Does it seem odd that a gentle, touchy-feely, G-rated children’s cartoon would feature a demonic book that casts satanic spells on the populace? Yeah, it seemed weird to me, too. Funny that it didn’t seem weird to any of the people involved in making the film. My theory is that there weren’t any people involved in making the film, because the film was made by the Care Bears themselves, whose capacity for malice knows no limits.
While Nicholas is working as Beelzebub’s apprentice, Jason and Kim and Friend Bear and Secret Bear are accidentally whisked to Care-a-Lot by the new Rainbow Rescue Beam, which works like a “Star Trek” transporter device except gayer. (Remember when rainbows simply had a gay connotation? Then the Care Bears came along and ruined them forever.) You will recall that Kim and Jason wanted nothing to do with the Care Bears. They still don’t, but now that they’ve been transported to their lair, what choice do they have? The Care Bears insist Kim and Jason are their friends; a more accurate term might be “hostages.” But why quibble over semantics when anthropomorphic bears with heart-shaped tattoos on their butt cheeks have kidnapped you? At any rate, Kim and Jason are converted to the Care Bears’ way of thinking — i.e., they develop Stockholm Syndrome — after they bears sing a song. (Of course this movie has songs. What kind of dreadful children’s crap would it be without songs?)

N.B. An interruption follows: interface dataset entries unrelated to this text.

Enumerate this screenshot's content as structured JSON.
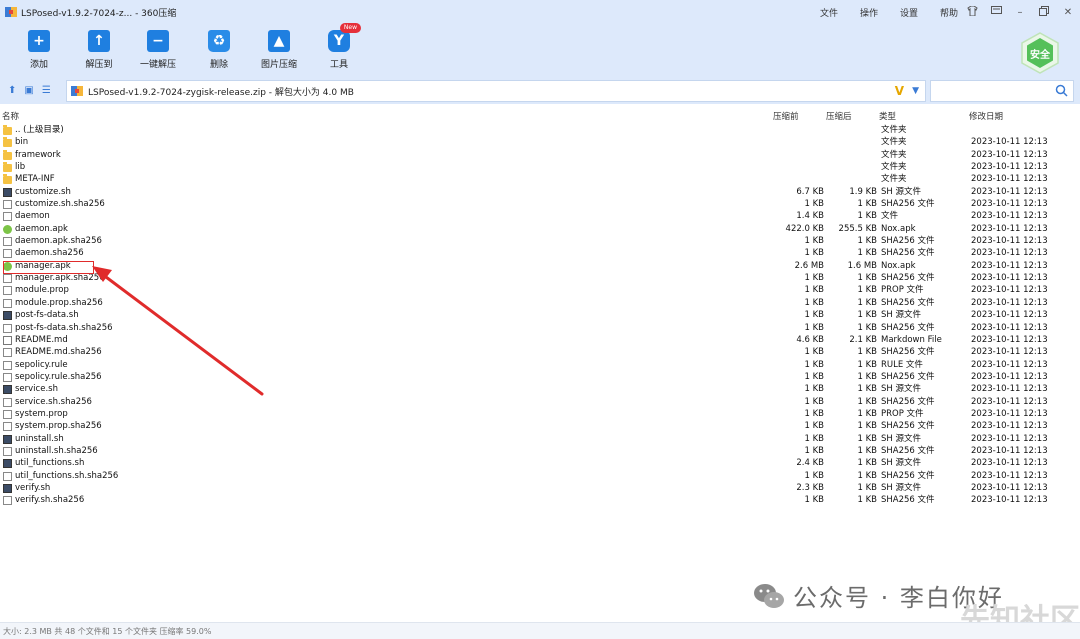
{
  "window": {
    "title": "LSPosed-v1.9.2-7024-z... - 360压缩",
    "menu": [
      "文件",
      "操作",
      "设置",
      "帮助"
    ]
  },
  "toolbar": {
    "items": [
      {
        "label": "添加",
        "icon": "plus-icon"
      },
      {
        "label": "解压到",
        "icon": "extract-to-icon"
      },
      {
        "label": "一键解压",
        "icon": "one-click-extract-icon"
      },
      {
        "label": "删除",
        "icon": "recycle-icon"
      },
      {
        "label": "图片压缩",
        "icon": "image-compress-icon"
      },
      {
        "label": "工具",
        "icon": "tools-icon",
        "badge": "New"
      }
    ],
    "safe_badge": "安全"
  },
  "address": {
    "path": "LSPosed-v1.9.2-7024-zygisk-release.zip - 解包大小为 4.0 MB",
    "search_placeholder": ""
  },
  "columns": {
    "name": "名称",
    "compressed": "压缩前",
    "original": "压缩后",
    "type": "类型",
    "date": "修改日期"
  },
  "files": [
    {
      "name": ".. (上级目录)",
      "comp": "",
      "orig": "",
      "type": "文件夹",
      "date": "",
      "icon": "folder"
    },
    {
      "name": "bin",
      "comp": "",
      "orig": "",
      "type": "文件夹",
      "date": "2023-10-11 12:13",
      "icon": "folder"
    },
    {
      "name": "framework",
      "comp": "",
      "orig": "",
      "type": "文件夹",
      "date": "2023-10-11 12:13",
      "icon": "folder"
    },
    {
      "name": "lib",
      "comp": "",
      "orig": "",
      "type": "文件夹",
      "date": "2023-10-11 12:13",
      "icon": "folder"
    },
    {
      "name": "META-INF",
      "comp": "",
      "orig": "",
      "type": "文件夹",
      "date": "2023-10-11 12:13",
      "icon": "folder"
    },
    {
      "name": "customize.sh",
      "comp": "6.7 KB",
      "orig": "1.9 KB",
      "type": "SH 源文件",
      "date": "2023-10-11 12:13",
      "icon": "sh"
    },
    {
      "name": "customize.sh.sha256",
      "comp": "1 KB",
      "orig": "1 KB",
      "type": "SHA256 文件",
      "date": "2023-10-11 12:13",
      "icon": "doc"
    },
    {
      "name": "daemon",
      "comp": "1.4 KB",
      "orig": "1 KB",
      "type": "文件",
      "date": "2023-10-11 12:13",
      "icon": "doc"
    },
    {
      "name": "daemon.apk",
      "comp": "422.0 KB",
      "orig": "255.5 KB",
      "type": "Nox.apk",
      "date": "2023-10-11 12:13",
      "icon": "apk"
    },
    {
      "name": "daemon.apk.sha256",
      "comp": "1 KB",
      "orig": "1 KB",
      "type": "SHA256 文件",
      "date": "2023-10-11 12:13",
      "icon": "doc"
    },
    {
      "name": "daemon.sha256",
      "comp": "1 KB",
      "orig": "1 KB",
      "type": "SHA256 文件",
      "date": "2023-10-11 12:13",
      "icon": "doc"
    },
    {
      "name": "manager.apk",
      "comp": "2.6 MB",
      "orig": "1.6 MB",
      "type": "Nox.apk",
      "date": "2023-10-11 12:13",
      "icon": "apk"
    },
    {
      "name": "manager.apk.sha256",
      "comp": "1 KB",
      "orig": "1 KB",
      "type": "SHA256 文件",
      "date": "2023-10-11 12:13",
      "icon": "doc"
    },
    {
      "name": "module.prop",
      "comp": "1 KB",
      "orig": "1 KB",
      "type": "PROP 文件",
      "date": "2023-10-11 12:13",
      "icon": "doc"
    },
    {
      "name": "module.prop.sha256",
      "comp": "1 KB",
      "orig": "1 KB",
      "type": "SHA256 文件",
      "date": "2023-10-11 12:13",
      "icon": "doc"
    },
    {
      "name": "post-fs-data.sh",
      "comp": "1 KB",
      "orig": "1 KB",
      "type": "SH 源文件",
      "date": "2023-10-11 12:13",
      "icon": "sh"
    },
    {
      "name": "post-fs-data.sh.sha256",
      "comp": "1 KB",
      "orig": "1 KB",
      "type": "SHA256 文件",
      "date": "2023-10-11 12:13",
      "icon": "doc"
    },
    {
      "name": "README.md",
      "comp": "4.6 KB",
      "orig": "2.1 KB",
      "type": "Markdown File",
      "date": "2023-10-11 12:13",
      "icon": "md"
    },
    {
      "name": "README.md.sha256",
      "comp": "1 KB",
      "orig": "1 KB",
      "type": "SHA256 文件",
      "date": "2023-10-11 12:13",
      "icon": "doc"
    },
    {
      "name": "sepolicy.rule",
      "comp": "1 KB",
      "orig": "1 KB",
      "type": "RULE 文件",
      "date": "2023-10-11 12:13",
      "icon": "doc"
    },
    {
      "name": "sepolicy.rule.sha256",
      "comp": "1 KB",
      "orig": "1 KB",
      "type": "SHA256 文件",
      "date": "2023-10-11 12:13",
      "icon": "doc"
    },
    {
      "name": "service.sh",
      "comp": "1 KB",
      "orig": "1 KB",
      "type": "SH 源文件",
      "date": "2023-10-11 12:13",
      "icon": "sh"
    },
    {
      "name": "service.sh.sha256",
      "comp": "1 KB",
      "orig": "1 KB",
      "type": "SHA256 文件",
      "date": "2023-10-11 12:13",
      "icon": "doc"
    },
    {
      "name": "system.prop",
      "comp": "1 KB",
      "orig": "1 KB",
      "type": "PROP 文件",
      "date": "2023-10-11 12:13",
      "icon": "doc"
    },
    {
      "name": "system.prop.sha256",
      "comp": "1 KB",
      "orig": "1 KB",
      "type": "SHA256 文件",
      "date": "2023-10-11 12:13",
      "icon": "doc"
    },
    {
      "name": "uninstall.sh",
      "comp": "1 KB",
      "orig": "1 KB",
      "type": "SH 源文件",
      "date": "2023-10-11 12:13",
      "icon": "sh"
    },
    {
      "name": "uninstall.sh.sha256",
      "comp": "1 KB",
      "orig": "1 KB",
      "type": "SHA256 文件",
      "date": "2023-10-11 12:13",
      "icon": "doc"
    },
    {
      "name": "util_functions.sh",
      "comp": "2.4 KB",
      "orig": "1 KB",
      "type": "SH 源文件",
      "date": "2023-10-11 12:13",
      "icon": "sh"
    },
    {
      "name": "util_functions.sh.sha256",
      "comp": "1 KB",
      "orig": "1 KB",
      "type": "SHA256 文件",
      "date": "2023-10-11 12:13",
      "icon": "doc"
    },
    {
      "name": "verify.sh",
      "comp": "2.3 KB",
      "orig": "1 KB",
      "type": "SH 源文件",
      "date": "2023-10-11 12:13",
      "icon": "sh"
    },
    {
      "name": "verify.sh.sha256",
      "comp": "1 KB",
      "orig": "1 KB",
      "type": "SHA256 文件",
      "date": "2023-10-11 12:13",
      "icon": "doc"
    }
  ],
  "status": "大小: 2.3 MB 共 48 个文件和 15 个文件夹 压缩率 59.0%",
  "watermark": {
    "text": "公众号 · 李白你好",
    "corner": "先知社区"
  },
  "colors": {
    "chrome": "#dde9fb",
    "accent": "#1f7fe0",
    "highlight": "#e02b2b"
  }
}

The sudden drop in caring back on Earth causes Care-a-Lot to sustain quite a bit of damage, so everyone heads to Earth to figure out what’s going on. But somehow they wind up in the Forest of Feelings, where they encounter Care-oriented animals that are not bears. The Care Bears have no place for such creatures in their theology. A profound silence settles upon them as they contemplate their place in God’s universe. Then a holy war breaks out, the Care Bears slaughtering the infidels and bathing in their blood.
No, I made that up. But wouldn’t that be something? Man, I’d enjoy seeing that. What actually happens, obviously, is that the Care Bears and the Care Other Animals become friends and combine their forces to create the smuggest, giggliest menagerie known to man. What also happens is that Jason, upon meeting the Care Monkey, says, “Wow! The monkey can talk!” Keep in mind that Jason has spent the entire day in the company of talking bears without batting an eye. Jason is very selective about what surprises him.
Everyone eventually gets to the carnival, which is now a desolate wasteland of uncaring, and there’s a confrontation with Nicholas and the evil book, and the Care Bears do their patented Care Bear Stare®. The demon is destroyed, Nicholas is freed from its influence, and they all learn to love and hug and care and all that shiz. If you want to throw up in your mouth a little, you should definitely watch “The Care Bears Movie.” Then pray to the deity of your choosing that the horrifying world depicted therein never becomes reality.